  1. Cara Eckholm
    September 27, 2015, 4:45 pm

    Hi Sandy,

    Thank you for the comment. Arnela, the bride, is Bosnian and she traveled to Uclinj for her wedding. She graciously let us come along, as I reference in the prior paragraph. But I’ve updated the caption to clarify about the particular praxis and address your concern.

    Best,
    Cara

  2. Sandy
    September 27, 2015, 1:49 pm

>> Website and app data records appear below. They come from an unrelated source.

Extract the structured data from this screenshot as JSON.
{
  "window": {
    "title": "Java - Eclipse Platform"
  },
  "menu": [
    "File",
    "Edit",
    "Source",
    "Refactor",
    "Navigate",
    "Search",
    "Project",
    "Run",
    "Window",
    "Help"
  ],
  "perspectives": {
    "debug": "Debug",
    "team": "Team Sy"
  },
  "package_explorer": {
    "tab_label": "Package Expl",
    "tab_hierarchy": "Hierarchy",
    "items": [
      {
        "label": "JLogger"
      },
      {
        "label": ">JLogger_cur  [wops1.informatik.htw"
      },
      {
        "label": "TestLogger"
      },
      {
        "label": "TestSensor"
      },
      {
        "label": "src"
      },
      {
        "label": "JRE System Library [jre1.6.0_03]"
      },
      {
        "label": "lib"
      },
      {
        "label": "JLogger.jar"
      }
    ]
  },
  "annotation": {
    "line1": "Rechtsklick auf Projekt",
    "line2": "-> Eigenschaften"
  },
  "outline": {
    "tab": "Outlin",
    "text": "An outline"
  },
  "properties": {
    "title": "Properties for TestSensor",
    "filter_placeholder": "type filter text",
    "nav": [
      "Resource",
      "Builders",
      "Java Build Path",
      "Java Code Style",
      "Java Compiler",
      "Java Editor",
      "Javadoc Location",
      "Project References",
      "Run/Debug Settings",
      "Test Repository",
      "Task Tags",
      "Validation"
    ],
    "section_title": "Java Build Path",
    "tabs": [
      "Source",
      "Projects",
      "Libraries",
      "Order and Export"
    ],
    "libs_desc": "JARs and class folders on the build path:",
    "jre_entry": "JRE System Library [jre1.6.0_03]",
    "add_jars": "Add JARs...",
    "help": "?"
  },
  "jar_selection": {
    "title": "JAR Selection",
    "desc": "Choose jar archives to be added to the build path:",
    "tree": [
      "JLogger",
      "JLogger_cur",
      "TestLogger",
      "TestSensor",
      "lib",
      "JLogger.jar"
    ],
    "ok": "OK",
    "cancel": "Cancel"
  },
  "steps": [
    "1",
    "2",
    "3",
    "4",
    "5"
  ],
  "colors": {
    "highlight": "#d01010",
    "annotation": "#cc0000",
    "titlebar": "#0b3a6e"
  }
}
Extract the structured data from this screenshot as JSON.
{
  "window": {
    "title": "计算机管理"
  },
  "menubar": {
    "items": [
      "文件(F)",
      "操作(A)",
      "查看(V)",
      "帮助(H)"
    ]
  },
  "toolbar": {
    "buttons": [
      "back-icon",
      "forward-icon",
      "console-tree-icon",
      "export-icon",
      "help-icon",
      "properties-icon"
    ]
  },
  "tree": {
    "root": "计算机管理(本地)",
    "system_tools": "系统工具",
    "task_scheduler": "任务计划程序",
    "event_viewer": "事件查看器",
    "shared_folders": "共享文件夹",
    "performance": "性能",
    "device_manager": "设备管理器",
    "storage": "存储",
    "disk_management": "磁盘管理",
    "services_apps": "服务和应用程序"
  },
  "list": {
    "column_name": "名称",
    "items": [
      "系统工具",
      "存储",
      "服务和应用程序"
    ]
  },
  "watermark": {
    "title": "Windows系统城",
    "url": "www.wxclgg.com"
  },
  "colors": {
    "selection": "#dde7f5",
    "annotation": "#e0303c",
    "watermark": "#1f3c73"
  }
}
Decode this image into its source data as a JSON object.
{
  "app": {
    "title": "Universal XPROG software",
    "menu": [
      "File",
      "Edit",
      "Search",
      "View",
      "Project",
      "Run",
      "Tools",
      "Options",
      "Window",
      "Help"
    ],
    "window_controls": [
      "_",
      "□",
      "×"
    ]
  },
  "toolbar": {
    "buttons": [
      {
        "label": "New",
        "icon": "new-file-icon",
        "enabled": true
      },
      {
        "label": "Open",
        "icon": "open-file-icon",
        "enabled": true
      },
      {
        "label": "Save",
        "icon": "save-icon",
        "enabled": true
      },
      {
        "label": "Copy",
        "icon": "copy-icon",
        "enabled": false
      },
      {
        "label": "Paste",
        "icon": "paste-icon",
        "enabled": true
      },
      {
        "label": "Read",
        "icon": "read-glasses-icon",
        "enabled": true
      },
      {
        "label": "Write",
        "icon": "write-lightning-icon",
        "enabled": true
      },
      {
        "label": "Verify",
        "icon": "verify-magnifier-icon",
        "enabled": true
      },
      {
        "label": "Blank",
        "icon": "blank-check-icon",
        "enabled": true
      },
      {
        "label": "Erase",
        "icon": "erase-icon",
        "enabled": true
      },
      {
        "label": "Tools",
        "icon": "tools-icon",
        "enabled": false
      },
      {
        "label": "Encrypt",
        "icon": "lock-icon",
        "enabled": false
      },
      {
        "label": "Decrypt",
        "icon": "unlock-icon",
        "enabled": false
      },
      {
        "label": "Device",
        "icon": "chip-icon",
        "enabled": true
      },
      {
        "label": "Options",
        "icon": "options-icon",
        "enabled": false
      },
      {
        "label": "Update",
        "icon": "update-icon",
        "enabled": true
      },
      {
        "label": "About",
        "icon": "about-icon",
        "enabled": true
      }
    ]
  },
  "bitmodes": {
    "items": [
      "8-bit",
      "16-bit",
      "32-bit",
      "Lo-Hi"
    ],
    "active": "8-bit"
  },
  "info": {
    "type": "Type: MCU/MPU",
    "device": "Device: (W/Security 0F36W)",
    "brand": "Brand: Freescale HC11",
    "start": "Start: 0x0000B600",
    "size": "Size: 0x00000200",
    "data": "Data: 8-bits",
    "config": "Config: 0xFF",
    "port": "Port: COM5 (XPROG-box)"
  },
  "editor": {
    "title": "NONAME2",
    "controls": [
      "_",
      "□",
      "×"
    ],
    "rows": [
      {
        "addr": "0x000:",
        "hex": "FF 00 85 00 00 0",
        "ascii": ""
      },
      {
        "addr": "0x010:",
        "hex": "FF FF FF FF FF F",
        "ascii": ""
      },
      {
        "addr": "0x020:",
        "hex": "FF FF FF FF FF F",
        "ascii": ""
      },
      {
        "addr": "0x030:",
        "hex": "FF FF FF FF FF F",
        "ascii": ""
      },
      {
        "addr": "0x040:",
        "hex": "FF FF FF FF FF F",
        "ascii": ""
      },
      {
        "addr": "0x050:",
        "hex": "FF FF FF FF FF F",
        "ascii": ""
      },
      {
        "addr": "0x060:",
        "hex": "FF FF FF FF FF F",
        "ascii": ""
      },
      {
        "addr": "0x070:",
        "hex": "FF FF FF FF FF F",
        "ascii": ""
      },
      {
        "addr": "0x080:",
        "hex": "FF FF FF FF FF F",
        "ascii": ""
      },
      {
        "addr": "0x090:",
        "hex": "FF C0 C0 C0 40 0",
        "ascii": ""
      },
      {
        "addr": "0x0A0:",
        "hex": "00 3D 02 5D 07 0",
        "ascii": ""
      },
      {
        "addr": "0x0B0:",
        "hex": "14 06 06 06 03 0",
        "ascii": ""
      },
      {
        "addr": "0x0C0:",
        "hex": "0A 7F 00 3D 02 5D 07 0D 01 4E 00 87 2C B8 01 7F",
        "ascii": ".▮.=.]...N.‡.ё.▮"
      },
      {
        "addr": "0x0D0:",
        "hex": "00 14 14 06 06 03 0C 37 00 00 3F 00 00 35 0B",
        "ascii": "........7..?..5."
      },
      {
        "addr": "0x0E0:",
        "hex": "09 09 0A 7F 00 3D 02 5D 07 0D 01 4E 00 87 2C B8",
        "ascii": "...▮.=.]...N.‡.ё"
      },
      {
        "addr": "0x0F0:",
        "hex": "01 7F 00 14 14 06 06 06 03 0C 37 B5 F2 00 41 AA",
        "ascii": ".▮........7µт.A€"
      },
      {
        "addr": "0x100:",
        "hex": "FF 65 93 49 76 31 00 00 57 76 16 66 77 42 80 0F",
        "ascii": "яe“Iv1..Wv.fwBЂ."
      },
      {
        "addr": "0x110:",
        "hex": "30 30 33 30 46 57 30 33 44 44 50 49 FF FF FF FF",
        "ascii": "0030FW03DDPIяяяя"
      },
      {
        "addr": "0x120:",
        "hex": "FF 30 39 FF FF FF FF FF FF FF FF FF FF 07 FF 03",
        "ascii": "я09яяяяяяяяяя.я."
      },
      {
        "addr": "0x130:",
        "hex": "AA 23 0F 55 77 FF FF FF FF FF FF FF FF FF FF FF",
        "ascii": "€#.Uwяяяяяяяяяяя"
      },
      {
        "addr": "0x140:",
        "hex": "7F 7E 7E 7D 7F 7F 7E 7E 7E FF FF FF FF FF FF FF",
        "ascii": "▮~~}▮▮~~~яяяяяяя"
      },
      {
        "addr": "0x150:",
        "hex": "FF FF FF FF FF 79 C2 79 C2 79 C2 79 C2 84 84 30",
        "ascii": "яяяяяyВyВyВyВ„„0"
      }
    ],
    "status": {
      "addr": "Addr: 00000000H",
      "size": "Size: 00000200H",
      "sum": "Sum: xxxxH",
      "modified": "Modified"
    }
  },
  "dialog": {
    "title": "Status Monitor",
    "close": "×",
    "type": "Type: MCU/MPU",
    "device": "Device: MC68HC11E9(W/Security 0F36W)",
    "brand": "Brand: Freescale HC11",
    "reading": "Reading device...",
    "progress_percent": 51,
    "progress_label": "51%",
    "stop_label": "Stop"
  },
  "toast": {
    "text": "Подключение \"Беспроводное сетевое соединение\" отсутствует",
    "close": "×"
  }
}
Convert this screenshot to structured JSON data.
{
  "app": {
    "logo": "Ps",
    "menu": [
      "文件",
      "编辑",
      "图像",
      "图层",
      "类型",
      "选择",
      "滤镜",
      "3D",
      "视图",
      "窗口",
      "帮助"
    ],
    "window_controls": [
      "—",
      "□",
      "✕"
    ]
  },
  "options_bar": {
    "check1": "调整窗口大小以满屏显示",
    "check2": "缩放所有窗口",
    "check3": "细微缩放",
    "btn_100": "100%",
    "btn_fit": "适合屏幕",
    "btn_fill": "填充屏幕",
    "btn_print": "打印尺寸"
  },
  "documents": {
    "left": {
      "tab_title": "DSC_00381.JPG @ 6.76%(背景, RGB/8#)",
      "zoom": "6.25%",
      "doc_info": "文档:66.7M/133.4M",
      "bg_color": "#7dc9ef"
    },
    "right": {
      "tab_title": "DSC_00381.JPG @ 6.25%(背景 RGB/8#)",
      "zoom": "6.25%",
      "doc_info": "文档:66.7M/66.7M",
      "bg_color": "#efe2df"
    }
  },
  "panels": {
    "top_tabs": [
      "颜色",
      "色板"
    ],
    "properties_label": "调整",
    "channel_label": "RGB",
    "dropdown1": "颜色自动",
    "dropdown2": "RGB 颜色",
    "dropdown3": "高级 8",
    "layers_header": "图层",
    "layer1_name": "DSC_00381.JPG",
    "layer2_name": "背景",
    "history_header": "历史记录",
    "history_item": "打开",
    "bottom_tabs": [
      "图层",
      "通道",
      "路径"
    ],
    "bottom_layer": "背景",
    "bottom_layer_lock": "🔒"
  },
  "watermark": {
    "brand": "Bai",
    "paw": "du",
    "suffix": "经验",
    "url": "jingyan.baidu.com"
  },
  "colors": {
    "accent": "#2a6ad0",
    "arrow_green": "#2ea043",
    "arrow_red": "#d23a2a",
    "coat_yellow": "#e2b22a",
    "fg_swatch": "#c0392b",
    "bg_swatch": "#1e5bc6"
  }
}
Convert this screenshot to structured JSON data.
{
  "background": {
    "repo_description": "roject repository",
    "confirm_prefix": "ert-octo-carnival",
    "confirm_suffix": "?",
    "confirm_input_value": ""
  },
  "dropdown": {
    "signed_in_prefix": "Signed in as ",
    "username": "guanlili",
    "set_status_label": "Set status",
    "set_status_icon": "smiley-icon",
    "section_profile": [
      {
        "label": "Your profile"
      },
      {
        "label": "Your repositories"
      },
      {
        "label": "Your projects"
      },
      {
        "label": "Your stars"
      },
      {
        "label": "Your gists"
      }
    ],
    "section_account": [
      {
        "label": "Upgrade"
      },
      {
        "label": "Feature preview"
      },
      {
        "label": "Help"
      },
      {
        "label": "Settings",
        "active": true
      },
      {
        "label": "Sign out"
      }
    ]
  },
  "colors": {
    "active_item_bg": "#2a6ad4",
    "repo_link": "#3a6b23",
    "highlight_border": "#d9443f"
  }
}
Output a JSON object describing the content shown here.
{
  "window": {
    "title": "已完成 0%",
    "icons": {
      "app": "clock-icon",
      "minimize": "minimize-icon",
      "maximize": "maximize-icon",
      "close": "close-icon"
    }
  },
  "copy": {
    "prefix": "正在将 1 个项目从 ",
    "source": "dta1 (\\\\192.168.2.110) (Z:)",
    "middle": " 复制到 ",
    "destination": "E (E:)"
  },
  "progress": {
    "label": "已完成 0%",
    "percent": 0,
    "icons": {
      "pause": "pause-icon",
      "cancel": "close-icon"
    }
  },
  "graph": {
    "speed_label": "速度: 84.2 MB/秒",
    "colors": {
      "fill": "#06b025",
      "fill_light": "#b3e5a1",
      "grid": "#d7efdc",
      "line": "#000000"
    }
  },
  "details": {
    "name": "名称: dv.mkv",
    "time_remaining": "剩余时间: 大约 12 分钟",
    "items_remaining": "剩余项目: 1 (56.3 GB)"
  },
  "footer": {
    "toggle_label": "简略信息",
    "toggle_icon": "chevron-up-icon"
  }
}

    Not sure if my comment went through earlier, but there was a typo. I’m not sure what the wedding in Ulcinj has to do with Sarajevo, but that wedding is Albanian, and the tradition is Albanian, not Sarajevan or Bosniak. They might be Muslims (the Albanians) but that tradition is done by non-Muslims of Albanian descent as well, and if they have those families in Sarajevo, you’d see this tradition there too.